_Exercise description_
Go through the data that follows and restate each line exactly as it reads.
---
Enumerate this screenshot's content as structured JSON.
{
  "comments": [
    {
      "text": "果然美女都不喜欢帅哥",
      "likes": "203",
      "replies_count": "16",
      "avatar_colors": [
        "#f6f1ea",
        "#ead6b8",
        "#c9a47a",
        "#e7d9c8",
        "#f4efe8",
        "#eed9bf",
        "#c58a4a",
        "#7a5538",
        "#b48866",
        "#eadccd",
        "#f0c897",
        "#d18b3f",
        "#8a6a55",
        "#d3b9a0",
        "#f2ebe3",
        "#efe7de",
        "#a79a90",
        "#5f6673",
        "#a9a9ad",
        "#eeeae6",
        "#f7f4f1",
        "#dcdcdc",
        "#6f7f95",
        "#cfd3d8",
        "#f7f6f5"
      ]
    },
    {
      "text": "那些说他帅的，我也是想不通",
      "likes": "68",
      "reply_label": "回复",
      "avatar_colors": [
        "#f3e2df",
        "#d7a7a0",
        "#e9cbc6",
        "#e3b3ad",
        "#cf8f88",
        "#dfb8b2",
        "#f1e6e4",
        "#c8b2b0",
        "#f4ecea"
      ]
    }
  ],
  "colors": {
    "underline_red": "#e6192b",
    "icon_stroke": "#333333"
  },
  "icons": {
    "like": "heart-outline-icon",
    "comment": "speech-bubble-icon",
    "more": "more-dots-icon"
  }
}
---
_Reply to the task_
Enumerate this screenshot's content as structured JSON.
{
  "comments": [
    {
      "text": "果然美女都不喜欢帅哥",
      "likes": "203",
      "replies_count": "16",
      "avatar_colors": [
        "#f6f1ea",
        "#ead6b8",
        "#c9a47a",
        "#e7d9c8",
        "#f4efe8",
        "#eed9bf",
        "#c58a4a",
        "#7a5538",
        "#b48866",
        "#eadccd",
        "#f0c897",
        "#d18b3f",
        "#8a6a55",
        "#d3b9a0",
        "#f2ebe3",
        "#efe7de",
        "#a79a90",
        "#5f6673",
        "#a9a9ad",
        "#eeeae6",
        "#f7f4f1",
        "#dcdcdc",
        "#6f7f95",
        "#cfd3d8",
        "#f7f6f5"
      ]
    },
    {
      "text": "那些说他帅的，我也是想不通",
      "likes": "68",
      "reply_label": "回复",
      "avatar_colors": [
        "#f3e2df",
        "#d7a7a0",
        "#e9cbc6",
        "#e3b3ad",
        "#cf8f88",
        "#dfb8b2",
        "#f1e6e4",
        "#c8b2b0",
        "#f4ecea"
      ]
    }
  ],
  "colors": {
    "underline_red": "#e6192b",
    "icon_stroke": "#333333"
  },
  "icons": {
    "like": "heart-outline-icon",
    "comment": "speech-bubble-icon",
    "more": "more-dots-icon"
  }
}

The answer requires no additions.